There is an entirely different set of rules and procedures followed by appellate and trial courts. In addition to the state-wide appellate rules, each appellate court has its own internal operating procedures and requirements that must be followed.

 

An appellate court will never hear evidence beyond what was presented at trial. Instead, the court hears purely legal arguments based on the trial record. A trial record is made up of (1) everything that was said in the courtroom and (2) every document that was filed in the case with the trial court. The evidence contained in the record is the only evidence the appellate court will consider.

The legal arguments on appeal are presented to the court by way of a brief, which is simply a written legal argument. In criminal cases, the person appealing the conviction gets to file the first brief. Then the State gets to respond with a brief of its own.

Most cases on appeal are decided solely upon the briefs. In some cases, however, the appellate court may instruct the attorneys to appear before the court for oral arguments. In oral arguments, each attorney usually has 20 minutes to present his or her position. During that time, the judges will ask the attorneys questions they have about the case.

The panel of judges will have a private conference during which they discuss the case with each other. After the panel of judges evaluates the arguments on each side, each judge will indicate which side he or she thinks should win. Each panel has three judges, so whichever side can get two of the three judges to agree is the side that wins. 

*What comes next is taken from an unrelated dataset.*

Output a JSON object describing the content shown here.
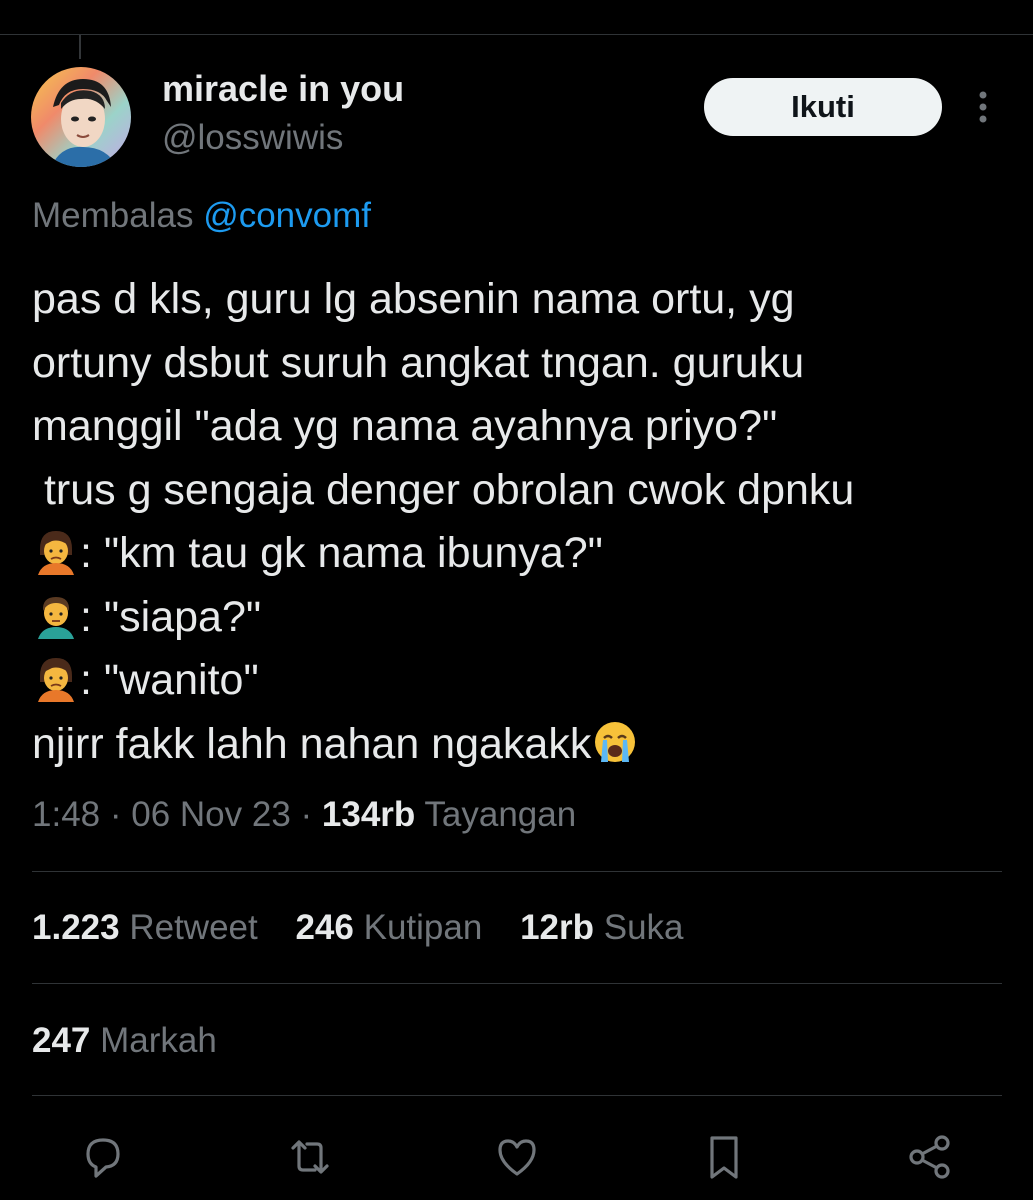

After the judges privately discuss the case and indicate between themselves which side they think should win, one of the judges on the panel will write the court's opinion. An opinion is simply a judicial decision reduced to writing. If one of the judges on the panel does not agree with the other two judges, she may also write an opinion explaining why she thinks the reasoning or conclusions of the other judges on the panel are incorrect.

The court gives advance notice to the parties so that the parties know when the court will be discussing their case. No one knows the result of that meeting, however, until the court releases its opinion.